** Exercise brief **
When the string "same" appears in a line of the records, show the whole line.
Start of The input
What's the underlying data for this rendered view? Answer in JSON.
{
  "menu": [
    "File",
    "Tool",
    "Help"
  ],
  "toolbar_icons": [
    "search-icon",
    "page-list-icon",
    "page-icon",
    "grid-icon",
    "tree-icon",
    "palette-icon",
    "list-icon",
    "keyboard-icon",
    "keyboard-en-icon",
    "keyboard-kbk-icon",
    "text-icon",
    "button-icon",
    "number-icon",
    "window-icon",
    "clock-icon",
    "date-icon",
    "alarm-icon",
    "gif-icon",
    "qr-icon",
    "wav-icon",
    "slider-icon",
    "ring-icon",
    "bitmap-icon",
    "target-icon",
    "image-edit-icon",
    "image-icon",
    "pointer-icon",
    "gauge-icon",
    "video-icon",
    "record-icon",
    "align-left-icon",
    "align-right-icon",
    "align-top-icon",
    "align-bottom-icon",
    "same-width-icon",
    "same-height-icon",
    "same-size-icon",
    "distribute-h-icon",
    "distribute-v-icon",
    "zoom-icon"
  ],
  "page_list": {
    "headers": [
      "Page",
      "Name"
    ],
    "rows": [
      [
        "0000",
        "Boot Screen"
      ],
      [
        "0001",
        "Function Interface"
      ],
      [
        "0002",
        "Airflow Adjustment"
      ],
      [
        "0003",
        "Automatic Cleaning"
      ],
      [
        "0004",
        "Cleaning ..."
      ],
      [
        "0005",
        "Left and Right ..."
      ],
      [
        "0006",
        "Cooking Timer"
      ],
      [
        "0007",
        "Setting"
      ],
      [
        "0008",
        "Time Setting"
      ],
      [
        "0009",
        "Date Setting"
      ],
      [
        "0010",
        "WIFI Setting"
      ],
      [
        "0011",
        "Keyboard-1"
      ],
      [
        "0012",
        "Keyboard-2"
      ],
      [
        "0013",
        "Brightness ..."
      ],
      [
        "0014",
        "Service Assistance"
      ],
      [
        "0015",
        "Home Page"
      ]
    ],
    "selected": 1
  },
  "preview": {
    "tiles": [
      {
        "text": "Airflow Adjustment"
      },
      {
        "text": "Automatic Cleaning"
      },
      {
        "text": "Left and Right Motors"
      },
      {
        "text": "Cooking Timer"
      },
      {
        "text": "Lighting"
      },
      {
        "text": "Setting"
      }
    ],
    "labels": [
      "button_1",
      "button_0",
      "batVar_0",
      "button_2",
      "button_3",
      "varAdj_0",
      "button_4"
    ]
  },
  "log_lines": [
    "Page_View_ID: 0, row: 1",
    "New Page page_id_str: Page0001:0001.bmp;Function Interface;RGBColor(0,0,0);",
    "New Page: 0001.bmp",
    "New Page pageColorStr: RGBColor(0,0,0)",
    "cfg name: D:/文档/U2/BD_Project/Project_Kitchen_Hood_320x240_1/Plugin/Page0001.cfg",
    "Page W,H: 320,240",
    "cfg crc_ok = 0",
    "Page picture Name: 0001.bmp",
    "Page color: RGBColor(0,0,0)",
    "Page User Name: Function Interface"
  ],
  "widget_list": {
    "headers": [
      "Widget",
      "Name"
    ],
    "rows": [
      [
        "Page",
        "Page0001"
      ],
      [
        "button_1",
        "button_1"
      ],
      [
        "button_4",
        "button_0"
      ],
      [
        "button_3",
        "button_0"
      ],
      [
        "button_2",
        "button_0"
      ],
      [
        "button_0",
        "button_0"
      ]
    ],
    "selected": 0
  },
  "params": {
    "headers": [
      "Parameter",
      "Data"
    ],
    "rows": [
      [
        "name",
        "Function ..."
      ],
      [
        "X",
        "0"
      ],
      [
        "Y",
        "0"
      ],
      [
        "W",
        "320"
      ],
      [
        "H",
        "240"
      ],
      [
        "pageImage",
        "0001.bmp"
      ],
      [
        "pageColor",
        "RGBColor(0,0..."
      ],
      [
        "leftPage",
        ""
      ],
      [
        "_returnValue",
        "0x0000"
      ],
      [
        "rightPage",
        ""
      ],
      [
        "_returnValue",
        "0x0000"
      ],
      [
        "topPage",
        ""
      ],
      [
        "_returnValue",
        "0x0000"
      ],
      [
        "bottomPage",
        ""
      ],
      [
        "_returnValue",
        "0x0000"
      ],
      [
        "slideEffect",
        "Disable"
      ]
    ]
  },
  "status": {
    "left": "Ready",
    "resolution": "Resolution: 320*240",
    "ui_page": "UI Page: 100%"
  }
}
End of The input
** Result for this task **
    "same-width-icon",
    "same-height-icon",
    "same-size-icon",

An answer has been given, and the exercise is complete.